When you stop focusing on peoples’ opinions right now and start to really care about what they’ll say when you’re gone, that’s when you adopt the long-term thinking you need to win the right way — whatever game you’re playing.

6. Telling the truth when it makes no sense.

Being honest in situations, where it would make a lot more sense for all involved to lie, somehow has a funny way of benefitting us.

For example, when pitching a big food corporation for a yogurt startup, most founders would try to show off their (not-yet-existent) expertise about the market. That might be a good idea, because if they can pull it off, both the investor and they will profit from the deal.

A confident beginner would say “look, we don’t know all the details, but we know that this will change the entire game.”
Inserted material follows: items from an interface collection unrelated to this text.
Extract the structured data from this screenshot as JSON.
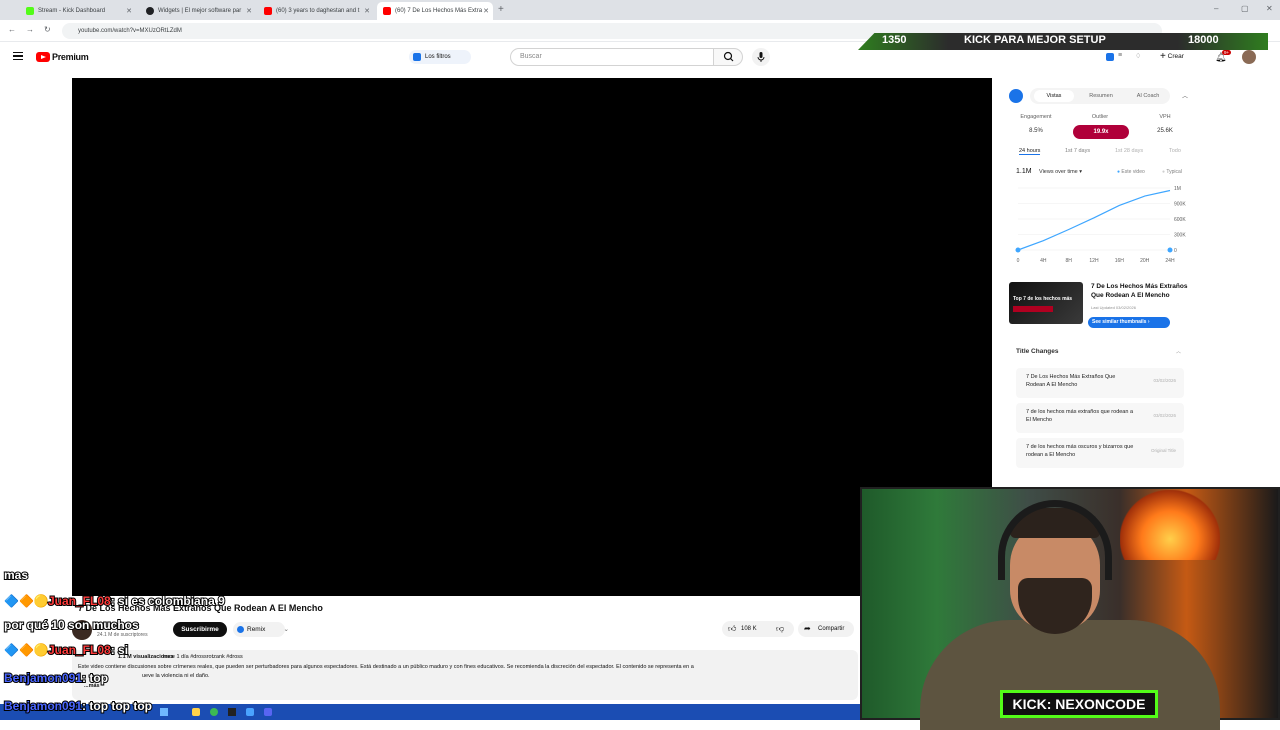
{
  "browser": {
    "tabs": [
      {
        "label": "Stream - Kick Dashboard",
        "favicon_color": "#53fc18"
      },
      {
        "label": "Widgets | El mejor software par",
        "favicon_color": "#202124"
      },
      {
        "label": "(60) 3 years to daghestan and t",
        "favicon_color": "#ff0000"
      },
      {
        "label": "(60) 7 De Los Hechos Más Extra",
        "favicon_color": "#ff0000"
      }
    ],
    "url": "youtube.com/watch?v=MXUzORtLZdM"
  },
  "youtube": {
    "brand": "Premium",
    "filters_label": "Los filtros",
    "search_placeholder": "Buscar",
    "create_label": "Crear",
    "notification_count": "9+"
  },
  "panel": {
    "tabs": [
      "Vistas",
      "Resumen",
      "AI Coach"
    ],
    "metrics": [
      {
        "label": "Engagement",
        "value": "8.5%"
      },
      {
        "label": "Outlier",
        "value": "19.9x"
      },
      {
        "label": "VPH",
        "value": "25.6K"
      }
    ],
    "timeframes": [
      "24 hours",
      "1st 7 days",
      "1st 28 days",
      "Todo"
    ],
    "views_total": "1.1M",
    "views_selector": "Views over time",
    "legend": [
      "Este video",
      "Typical"
    ],
    "video_title": "7 De Los Hechos Más Extraños Que Rodean A El Mencho",
    "last_updated": "Last Updated 03/02/2026",
    "thumbnail_text": "Top 7 de los hechos más",
    "similar_button": "See similar thumbnails",
    "title_changes_header": "Title Changes",
    "title_changes": [
      {
        "title": "7 De Los Hechos Más Extraños Que Rodean A El Mencho",
        "date": "03/02/2026"
      },
      {
        "title": "7 de los hechos más extraños que rodean a El Mencho",
        "date": "03/02/2026"
      },
      {
        "title": "7 de los hechos más oscuros y bizarros que rodean a El Mencho",
        "date": "Original Title"
      }
    ]
  },
  "chart_data": {
    "type": "line",
    "x": [
      "0",
      "4H",
      "8H",
      "12H",
      "16H",
      "20H",
      "24H"
    ],
    "series": [
      {
        "name": "Este video",
        "values": [
          0,
          150000,
          330000,
          520000,
          720000,
          870000,
          960000
        ]
      }
    ],
    "yticks": [
      "1M",
      "900K",
      "600K",
      "300K",
      "0"
    ],
    "ylim": [
      0,
      1000000
    ],
    "color": "#3ea6ff"
  },
  "video": {
    "title": "7 De Los Hechos Más Extraños Que Rodean A El Mencho",
    "subscribers": "24.1 M de suscriptores",
    "subscribe_label": "Suscribirme",
    "remix_label": "Remix",
    "likes": "108 K",
    "share_label": "Compartir",
    "meta": "hace 1 día  #drossrotzank #dross",
    "views": "1.1 M visualizaciones",
    "description": "Este video contiene discusiones sobre crímenes reales, que pueden ser perturbadores para algunos espectadores. Está destinado a un público maduro y con fines educativos.  Se recomienda la discreción del espectador.  El contenido se representa en a",
    "description_line2": "ueve la violencia ni el daño.",
    "more_label": "...más"
  },
  "stream": {
    "goal_left": "1350",
    "goal_text": "KICK PARA MEJOR SETUP",
    "goal_right": "18000",
    "kick_tag": "KICK: NEXONCODE",
    "chat": [
      {
        "user": "",
        "text": "mas"
      },
      {
        "user": "Juan_FL08",
        "text": ": si es colombiana 9"
      },
      {
        "user": "",
        "text": "por qué 10 son muchos"
      },
      {
        "user": "Juan_FL08",
        "text": ": si"
      },
      {
        "user": "Benjamon091",
        "text": ": top"
      },
      {
        "user": "Benjamon091",
        "text": ": top top top"
      }
    ]
  }
}
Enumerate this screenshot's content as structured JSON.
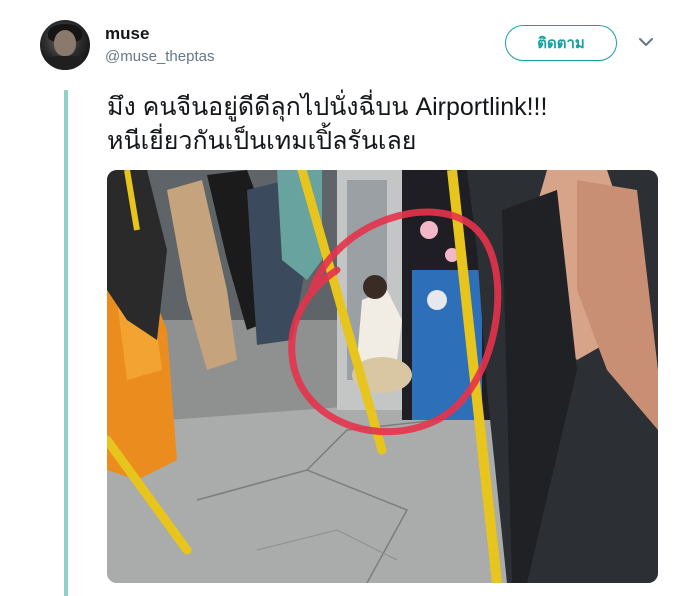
{
  "user": {
    "display_name": "muse",
    "handle": "@muse_theptas"
  },
  "actions": {
    "follow_label": "ติดตาม"
  },
  "tweet": {
    "text_line1": "มึง คนจีนอยู่ดีดีลุกไปนั่งฉี่บน Airportlink!!!",
    "text_line2": "หนีเยี่ยวกันเป็นเทมเปิ้ลรันเลย"
  },
  "colors": {
    "accent": "#17a2a0",
    "thread_line": "#8fd3c8",
    "text": "#14171a",
    "muted": "#657786",
    "circle_marker": "#e5334b"
  },
  "icons": {
    "menu": "chevron-down-icon"
  }
}
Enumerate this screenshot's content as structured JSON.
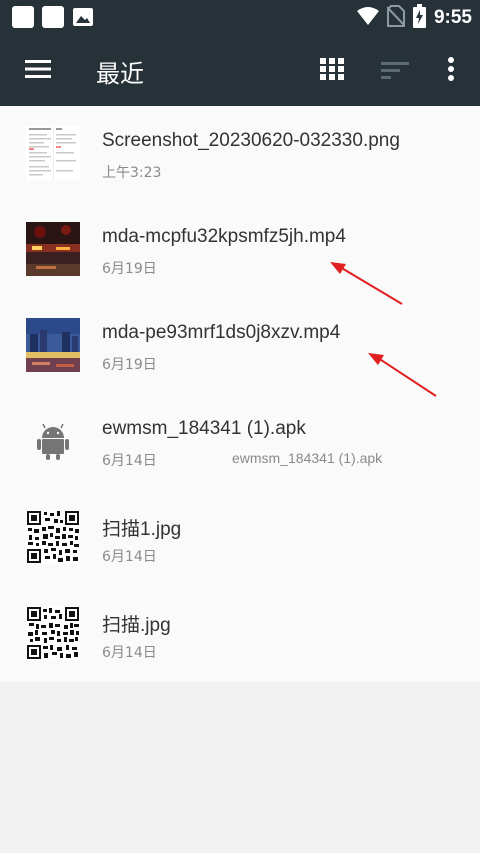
{
  "status_bar": {
    "time": "9:55",
    "icons": [
      "square-notification-icon",
      "square-notification-icon",
      "image-icon",
      "wifi-icon",
      "no-sim-icon",
      "battery-icon"
    ]
  },
  "toolbar": {
    "title": "最近",
    "menu_icon": "hamburger-icon",
    "grid_icon": "grid-view-icon",
    "sort_icon": "sort-icon",
    "more_icon": "more-vert-icon",
    "background": "#263238"
  },
  "files": [
    {
      "name": "Screenshot_20230620-032330.png",
      "date": "上午3:23",
      "summary": "",
      "thumb": "document-screenshot"
    },
    {
      "name": "mda-mcpfu32kpsmfz5jh.mp4",
      "date": "6月19日",
      "summary": "",
      "thumb": "night-city-video"
    },
    {
      "name": "mda-pe93mrf1ds0j8xzv.mp4",
      "date": "6月19日",
      "summary": "",
      "thumb": "dusk-city-video"
    },
    {
      "name": "ewmsm_184341 (1).apk",
      "date": "6月14日",
      "summary": "ewmsm_184341 (1).apk",
      "thumb": "android-icon"
    },
    {
      "name": "扫描1.jpg",
      "date": "6月14日",
      "summary": "",
      "thumb": "qr-code"
    },
    {
      "name": "扫描.jpg",
      "date": "6月14日",
      "summary": "",
      "thumb": "qr-code"
    }
  ],
  "annotation_color": "#e02020"
}
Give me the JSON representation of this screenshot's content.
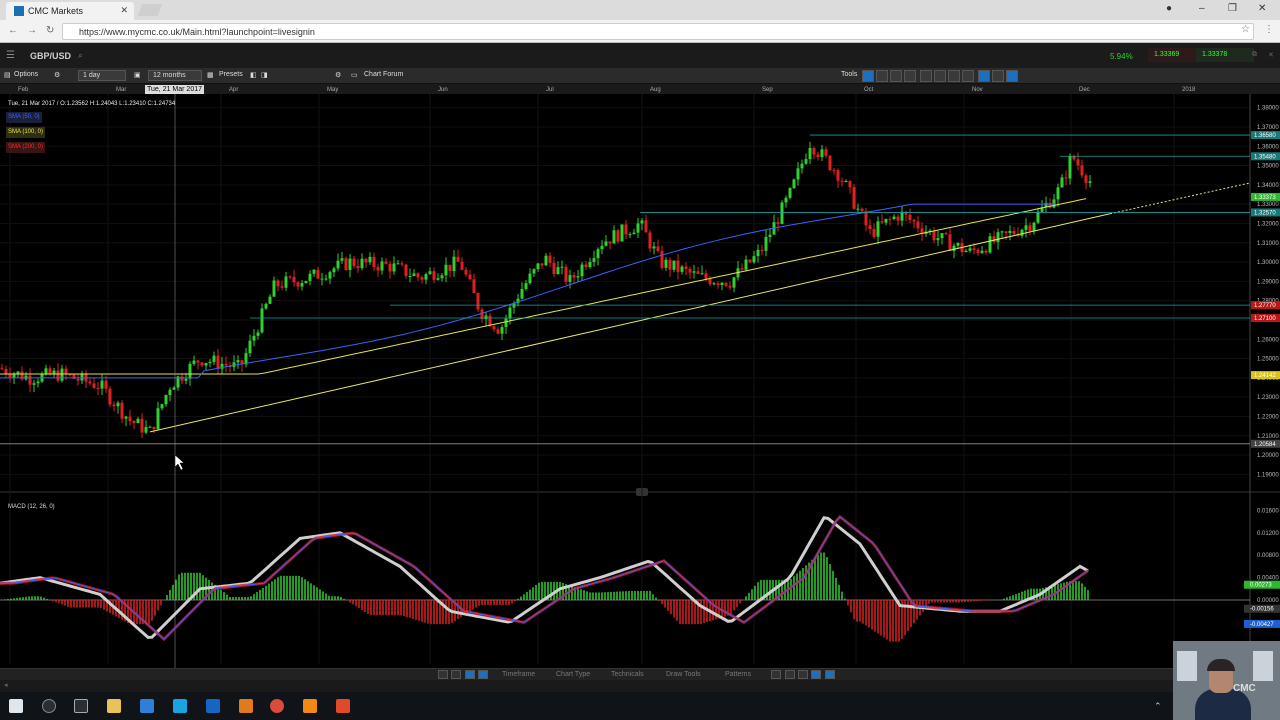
{
  "browser": {
    "tab_title": "CMC Markets",
    "url": "https://www.mycmc.co.uk/Main.html?launchpoint=livesignin"
  },
  "app": {
    "instrument": "GBP/USD",
    "change_pct": "5.94%",
    "sell_price": "1.33369",
    "buy_price": "1.33378"
  },
  "toolbar": {
    "options": "Options",
    "interval": "1 day",
    "range": "12 months",
    "presets": "Presets",
    "chart_forum": "Chart Forum",
    "tools": "Tools"
  },
  "chart": {
    "months": [
      "Feb",
      "Mar",
      "Apr",
      "May",
      "Jun",
      "Jul",
      "Aug",
      "Sep",
      "Oct",
      "Nov",
      "Dec",
      "2018"
    ],
    "crosshair_date": "Tue, 21 Mar 2017",
    "ohlc_readout": "Tue, 21 Mar 2017 / O:1.23562  H:1.24043  L:1.23410  C:1.24734",
    "indicators": [
      {
        "label": "SMA (50, 0)",
        "color": "#3a62ff"
      },
      {
        "label": "SMA (100, 0)",
        "color": "#e3e34a"
      },
      {
        "label": "SMA (200, 0)",
        "color": "#ff2a2a"
      }
    ],
    "price_axis": [
      "1.38000",
      "1.37000",
      "1.36000",
      "1.35000",
      "1.34000",
      "1.33000",
      "1.32000",
      "1.31000",
      "1.30000",
      "1.29000",
      "1.28000",
      "1.27000",
      "1.26000",
      "1.25000",
      "1.24000",
      "1.23000",
      "1.22000",
      "1.21000",
      "1.20000",
      "1.19000"
    ],
    "price_flags": [
      {
        "label": "1.36580",
        "color": "#1a7a7a"
      },
      {
        "label": "1.35480",
        "color": "#1a7a7a"
      },
      {
        "label": "1.33373",
        "color": "#2db82d"
      },
      {
        "label": "1.32570",
        "color": "#1a7a7a"
      },
      {
        "label": "1.27770",
        "color": "#b81818"
      },
      {
        "label": "1.27100",
        "color": "#b81818"
      },
      {
        "label": "1.24142",
        "color": "#d8c418"
      },
      {
        "label": "1.20584",
        "color": "#444444"
      }
    ],
    "macd_label": "MACD (12, 26, 0)",
    "macd_axis": [
      "0.01600",
      "0.01200",
      "0.00800",
      "0.00400",
      "0.00000"
    ],
    "macd_flags": [
      {
        "label": "0.00273",
        "color": "#2db82d"
      },
      {
        "label": "-0.00156",
        "color": "#333333"
      },
      {
        "label": "-0.00427",
        "color": "#1f5fd0"
      }
    ]
  },
  "bottom_bar": [
    "Timeframe",
    "Chart Type",
    "Technicals",
    "Draw Tools",
    "Patterns"
  ]
}
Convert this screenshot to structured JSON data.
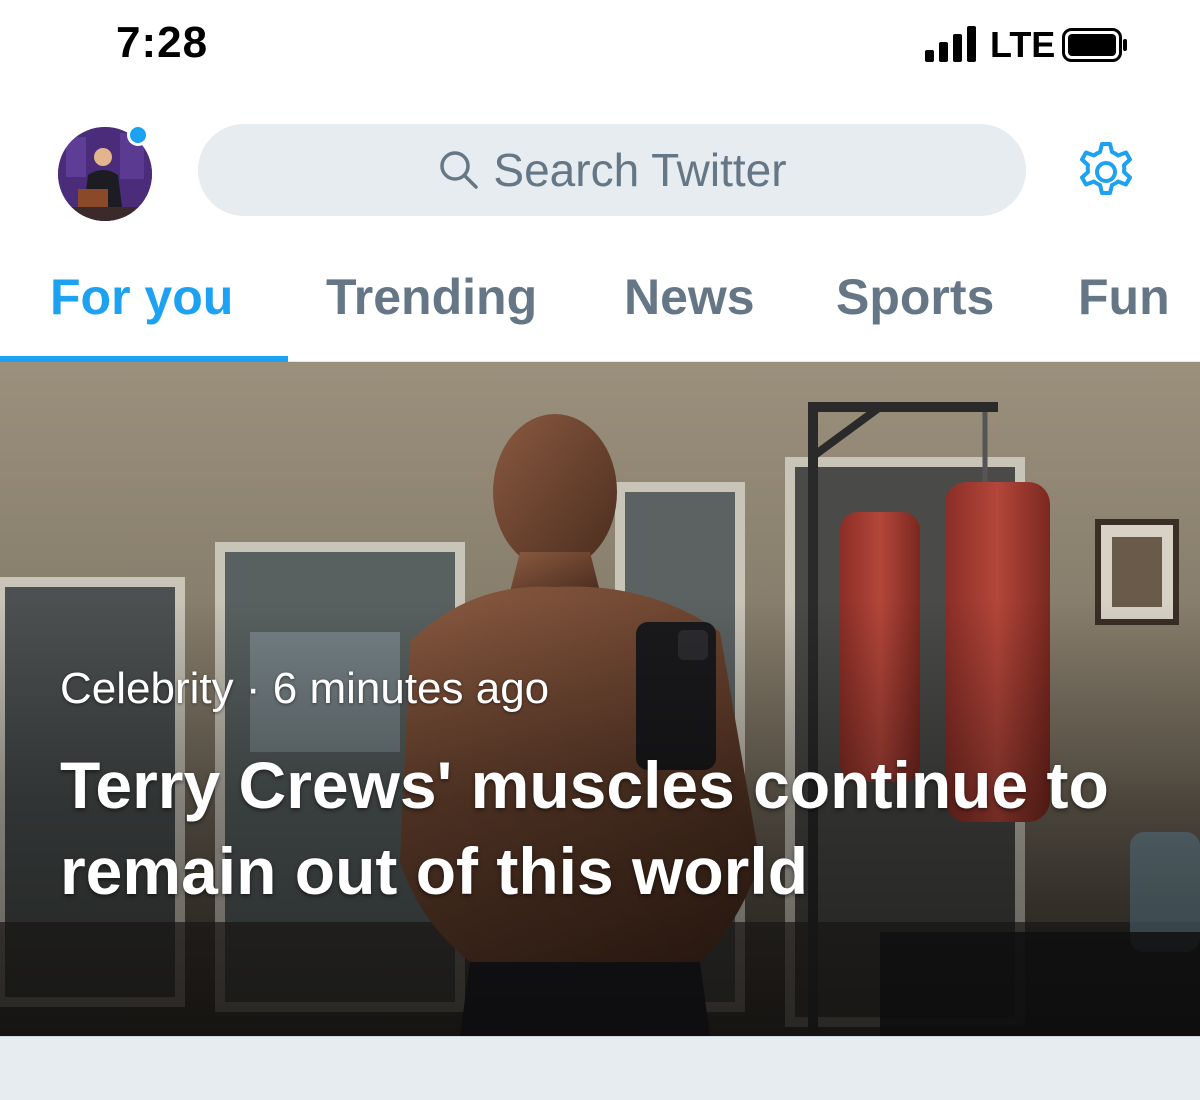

Whether they get the money or not, their honesty somehow still opens the next door, no matter if it’s a reference, a new customer, a trusted advisor or another minor advantage they gain.

7. Using geological arbitrage.

Geological arbitrage simply means a good is priced lower in one area than the other, and you’re profiting off the difference.

I’m using the reverse of this right now: Moving to an expensive city has kicked my work ethic into gear to fully pay my own way through life.

This doesn’t have to be money or a physical good. It can be something intangible too, like time, or attention.

Living in Thailand and saving half your monthly expenses compared to Europe is smart. Opening an office in a town that’ll soon become a hot spot for your product is clever. Launching a dating-focused social network on just one college campus that’s full of smart, shy people and tech nerds is brilliant.

The reason not many people do this is because it’s a big commitment: sometimes it means you literally have to move.

Some of these are less uncommon than others. Either way, I hope these make sense to you, but then again, maybe they shouldn’t. Like Trey’s diet of ants only, not everything has to make sense, to make sense.

Just remember: While you’re watching those at the top, the thorny dragons of the world are hidden behind the scenes, making progress in silence.

Uncommon, unnoticed, unwatched.

And when you finally notice them, they might never be the same.